The test begins at 9:30. I look at the library door, and there is a schedule posted that says the library opens at 10. I begin freaking out. I see a woman with two bags sitting on the main entrance steps of the library. She looks at me in my distress and says with an attitude, as she pulls out a glass pipe and a lighter, “Excuse me, miss, but I don’t need a babysitter.” I look at her again, then look away.

I still have time until the test begins. I walk to the store. I call my teacher for some advice before the test. He promises me that I am going to do great and not to worry. I stop freaking out and grab a cup of coffee. I walk back over to the front of the library. The woman is still sitting there, but I also see two classmates from my program.

As I anxiously stand there, waiting for the library door to open, I feel a splatter of what seems like a small drop of paint land on my forehead. Some of it lands on my hand, too.  I look down and see orange and white mud on my hand. I look up at the cable wires being held up by poles over my head, and I hear a coo coming from a pigeon.

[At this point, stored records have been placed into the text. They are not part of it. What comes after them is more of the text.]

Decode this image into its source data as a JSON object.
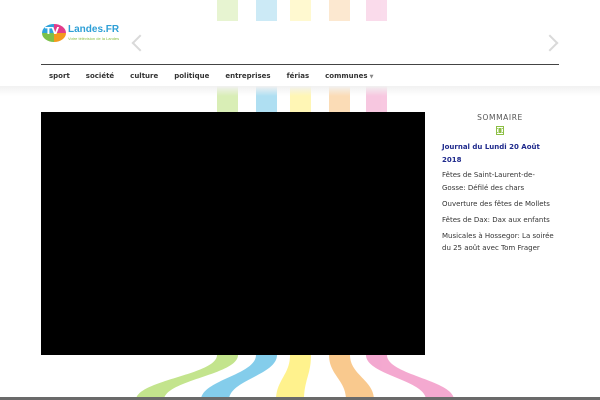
{
  "header": {
    "logo": {
      "badge": "TV",
      "name": "Landes.FR",
      "tagline": "Votre télévision de la Landes",
      "colors": [
        "#e23c8a",
        "#f39a1e",
        "#7cc04a",
        "#2ea3dc"
      ]
    },
    "carousel": {
      "prev_icon": "chevron-left-icon",
      "next_icon": "chevron-right-icon"
    }
  },
  "nav": {
    "items": [
      {
        "label": "sport"
      },
      {
        "label": "société"
      },
      {
        "label": "culture"
      },
      {
        "label": "politique"
      },
      {
        "label": "entreprises"
      },
      {
        "label": "férias"
      },
      {
        "label": "communes",
        "has_dropdown": true
      }
    ]
  },
  "player": {
    "state": "blank"
  },
  "sidebar": {
    "title": "SOMMAIRE",
    "icon": "film-strip-icon",
    "current": "Journal  du Lundi 20 Août 2018",
    "items": [
      {
        "label": "Fêtes de Saint-Laurent-de-Gosse: Défilé des chars"
      },
      {
        "label": "Ouverture des fêtes de Mollets"
      },
      {
        "label": "Fêtes de Dax: Dax aux enfants"
      },
      {
        "label": "Musicales à Hossegor: La soirée du 25 août avec Tom Frager"
      }
    ]
  },
  "background": {
    "stripe_colors": [
      "#b9e07a",
      "#6fc5e8",
      "#fff07a",
      "#f9c07b",
      "#f29ac8"
    ]
  }
}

“Just great,” I run off, squealing, with a feeling of disgust. As I walk away from the front of the library, a bird poops on my forehead!  I can feel the wet mud as well.

I stop and throw my bag on the ground. I start rummaging inside it, trying to find a napkin or anything of that kind to wipe my skin clean from pigeon poop. I rip off pages from a notebook and use a sheet of paper as a napkin. I look behind me and just imagine what my classmates are probably thinking.

I rush to the store, and I purchase a pack of wet wipes. I make sure I thoroughly clean my skin. I return to the library right on time, as they begin letting in the examinees.

 Now it occurs to me that the pigeon has actually helped rid me of my anxiety. I keep thinking, What are the odds that the bird would choose me? Kind of like one of the probability math problems I’ve been studying in class with my teacher and my classmates.

One thing I realize is that if you believe the world is yours, then everything in it reminds you, every day, that you can achieve anything you want.


Marianna Vargas, who lives in Brooklyn with her four-year-old son, studied at Project Reach Youth in the Family Health Centers at NYU Langone. Her instructor was John Kefalas, and Rebecca Gallager is the site supervisor. Recently, Marianna Vargas earned her High School Equivalency degree, joking that the pigeon in her LR story brought her luck. She enjoys writing poetry and short anecdotes she calls “coincidental stories.”